Evidence Base – Daniel  Goldman

Mindfulness – encouraging “supervisees” to find a method of mindful practice to enhance their capacity for self-awareness and responsiveness to current circumstances – “a sense of where you are”; “being in the zone”; “focusing on situational awareness”; “contemplation”; “presence and flow”

Evidence Base – the work of Kabat Zinn and many others

Theory U – Theory U (also known as “Presencing”) proposes that the quality of the results that we create in any kind of social system is a function of the quality of awareness, attention, or consciousness that the participants in the system operate from.

Presencing is a blended word combining “sensing” (feeling the future possibility) and “presence” (the state of being in the present moment): presencing means “sensing and actualising one’s highest future possibility—acting from the presence of what is wanting to emerge.”

Core Principles

(1) Energy follows attention. Wherever you place your attention, that is where the energy of the system will go. “Energy follows attention” means that we need to shift our attention from what we are trying to avoid to what we want to bring into reality.

(2) Follow the three movements of the U.  We refer to this as the U process because of the “shape” of the journey. To get to the deep point of transformation (at the bottom of the U) it is necessary first to “go down the U” (the left-hand side) by opening our minds, hearts, and will, letting go of fixed thinking patterns, beliefs and assumptions and then, after “passing through the eye of the needle” at the bottom, “go up the U” (the right-hand side) to bring the new into reality.

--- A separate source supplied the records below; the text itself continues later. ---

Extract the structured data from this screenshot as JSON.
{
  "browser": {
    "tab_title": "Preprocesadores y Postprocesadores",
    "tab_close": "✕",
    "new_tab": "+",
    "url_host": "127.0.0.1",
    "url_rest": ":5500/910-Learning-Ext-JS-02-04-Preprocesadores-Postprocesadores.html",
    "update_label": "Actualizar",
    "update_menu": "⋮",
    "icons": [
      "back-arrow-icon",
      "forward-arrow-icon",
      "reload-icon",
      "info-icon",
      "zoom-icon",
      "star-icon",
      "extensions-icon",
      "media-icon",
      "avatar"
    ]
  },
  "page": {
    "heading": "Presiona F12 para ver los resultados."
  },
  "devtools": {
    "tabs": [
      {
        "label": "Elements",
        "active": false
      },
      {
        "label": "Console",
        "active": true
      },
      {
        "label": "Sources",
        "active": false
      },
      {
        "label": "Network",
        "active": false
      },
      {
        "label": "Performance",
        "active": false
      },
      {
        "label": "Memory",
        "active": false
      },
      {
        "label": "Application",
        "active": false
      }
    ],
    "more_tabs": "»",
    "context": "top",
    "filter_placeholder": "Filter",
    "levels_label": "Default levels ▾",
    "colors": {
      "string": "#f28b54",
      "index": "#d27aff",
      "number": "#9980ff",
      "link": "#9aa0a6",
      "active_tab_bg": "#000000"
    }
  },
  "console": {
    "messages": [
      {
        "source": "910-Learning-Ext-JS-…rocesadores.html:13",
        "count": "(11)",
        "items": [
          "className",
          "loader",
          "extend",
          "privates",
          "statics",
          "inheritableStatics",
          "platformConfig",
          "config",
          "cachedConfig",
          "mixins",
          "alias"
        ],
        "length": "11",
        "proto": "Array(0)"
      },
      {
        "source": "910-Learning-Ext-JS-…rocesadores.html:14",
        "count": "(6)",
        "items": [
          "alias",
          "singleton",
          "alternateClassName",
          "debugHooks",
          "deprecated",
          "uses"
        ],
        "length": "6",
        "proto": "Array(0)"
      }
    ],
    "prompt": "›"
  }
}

Evidence Base – Scharmer, Senge, Jaworski, Flowers

Neuroscience and brain functioning – utilises new understanding of the brain’s architecture and its ongoing plasticity – its ability to change. Core principles…

  • Focus is power. The act of paying attention creates chemical and physical changes in the brain.
  • Expectation shapes reality.People’s preconceptions-mental maps- have a significant impact on what they perceive.
  • Attention density shapes identity.Repeated, purposeful, and focused attention can lead to long-lasting personal evolution.

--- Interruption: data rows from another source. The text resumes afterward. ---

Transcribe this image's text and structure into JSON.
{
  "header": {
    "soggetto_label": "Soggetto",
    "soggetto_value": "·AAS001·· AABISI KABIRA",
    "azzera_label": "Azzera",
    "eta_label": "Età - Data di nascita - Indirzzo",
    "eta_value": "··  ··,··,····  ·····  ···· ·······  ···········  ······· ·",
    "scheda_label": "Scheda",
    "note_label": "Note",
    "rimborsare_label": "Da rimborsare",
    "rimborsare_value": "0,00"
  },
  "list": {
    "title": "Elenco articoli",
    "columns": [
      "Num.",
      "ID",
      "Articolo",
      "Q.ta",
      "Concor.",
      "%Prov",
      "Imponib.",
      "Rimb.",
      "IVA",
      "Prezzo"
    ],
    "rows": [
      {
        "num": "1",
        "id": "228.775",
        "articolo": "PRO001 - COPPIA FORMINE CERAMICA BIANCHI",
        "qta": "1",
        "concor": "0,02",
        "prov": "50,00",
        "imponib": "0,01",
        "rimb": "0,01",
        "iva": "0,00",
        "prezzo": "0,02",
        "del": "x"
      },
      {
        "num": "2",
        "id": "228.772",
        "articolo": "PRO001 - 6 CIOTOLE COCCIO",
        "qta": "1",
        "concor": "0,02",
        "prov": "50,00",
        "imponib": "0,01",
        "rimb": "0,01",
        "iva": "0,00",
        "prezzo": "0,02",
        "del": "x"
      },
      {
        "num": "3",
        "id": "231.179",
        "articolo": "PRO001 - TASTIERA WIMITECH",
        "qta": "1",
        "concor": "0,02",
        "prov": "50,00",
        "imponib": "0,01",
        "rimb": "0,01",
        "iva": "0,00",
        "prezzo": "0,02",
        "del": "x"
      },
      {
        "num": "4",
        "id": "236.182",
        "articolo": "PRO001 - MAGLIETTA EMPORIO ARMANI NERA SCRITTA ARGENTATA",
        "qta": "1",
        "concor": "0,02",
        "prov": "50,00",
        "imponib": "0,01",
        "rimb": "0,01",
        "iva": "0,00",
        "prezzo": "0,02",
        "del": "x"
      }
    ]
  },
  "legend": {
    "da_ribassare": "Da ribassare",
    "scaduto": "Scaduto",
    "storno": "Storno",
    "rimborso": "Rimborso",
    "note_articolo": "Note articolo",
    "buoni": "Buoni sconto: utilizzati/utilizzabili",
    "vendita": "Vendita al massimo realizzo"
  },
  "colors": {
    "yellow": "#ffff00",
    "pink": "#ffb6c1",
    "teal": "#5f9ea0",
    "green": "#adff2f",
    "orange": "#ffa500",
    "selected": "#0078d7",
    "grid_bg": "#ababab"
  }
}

The application of neuroscience to the coaching supervision context is based on an understanding of the brain’s architecture and its ongoing plasticity – its ability to change.

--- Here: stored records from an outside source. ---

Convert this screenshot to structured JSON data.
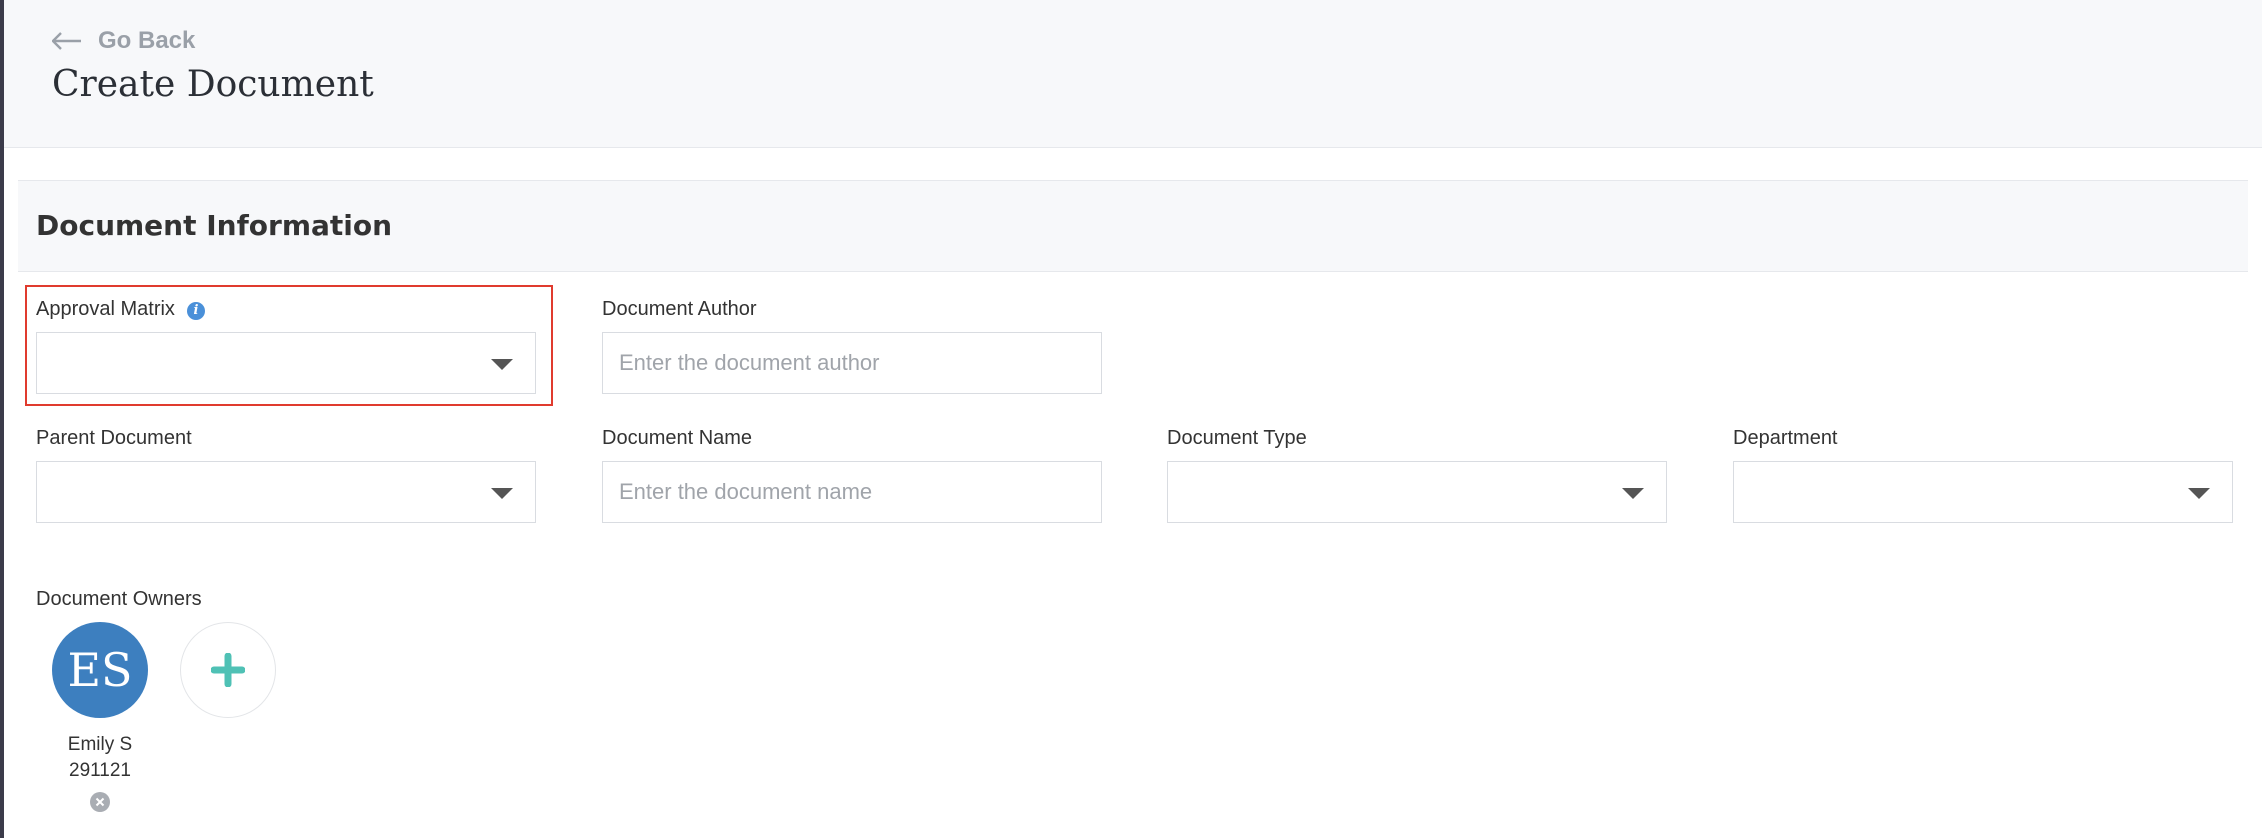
{
  "header": {
    "back_label": "Go Back",
    "title": "Create Document"
  },
  "section": {
    "title": "Document Information"
  },
  "fields": {
    "approval_matrix": {
      "label": "Approval Matrix",
      "value": ""
    },
    "document_author": {
      "label": "Document Author",
      "value": "",
      "placeholder": "Enter the document author"
    },
    "parent_document": {
      "label": "Parent Document",
      "value": ""
    },
    "document_name": {
      "label": "Document Name",
      "value": "",
      "placeholder": "Enter the document name"
    },
    "document_type": {
      "label": "Document Type",
      "value": ""
    },
    "department": {
      "label": "Department",
      "value": ""
    }
  },
  "owners": {
    "label": "Document Owners",
    "items": [
      {
        "initials": "ES",
        "name_line1": "Emily S",
        "name_line2": "291121"
      }
    ]
  },
  "colors": {
    "avatar": "#3d7fbf",
    "add_plus": "#4fc1b5",
    "highlight": "#e03b2e",
    "info_icon": "#4a90d9"
  },
  "icons": {
    "back": "arrow-left-icon",
    "info": "info-icon",
    "caret": "caret-down-icon",
    "remove": "close-circle-icon",
    "add": "plus-icon"
  }
}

Evidence Base – the work of David Rock, Lewis, Amini & Lannon

Adult development theory – sees human potential as moving from simple, static and ego-centric level to complex, dynamic and world-centric levels of thinking.  Shifts in the way an individual sees their world and interprets it influences the depth and complexity of what they notice and how they respond.  We progress vertically towards maturity, each stage of development building upon the previous one.  This theory underpins the TLC inventory.

Shaped by the assumption that adults can continue to develop at all levels – cognitively, socially, emotionally and in their ability to synthesise these elements with increasing complexity.  Thus, it is possible for an individual to become aware of their stage of self-Identity and level of maturity, and to raise those levels if they so choose. People can learn higher order functions – impulse control; critical reflection; reflective judgement; moral reasoning; integration; differentiation. Through applying these thinking processes, transformational learning is possible

Evidence Base – Cook-Greuter; Wilber; Kegan; Beck

Positive Psychology – According to modern theories of self-esteem life is only genuinely satisfying if we discover value within ourselves. Yet one of the best ways of discovering this value is by nourishing our unique strengths in contributing to the happiness of our fellow humans. Seligman’s theory of Positive Psychology reconciles two conflicting views of human happiness, the individualistic approach, which emphasises that we should take care of ourselves and nurture our own strengths, and the altruistic approach, which tends to downplay individuality and emphasises sacrifice for the greater purpose.

Evidence Base – Maslow; Seligman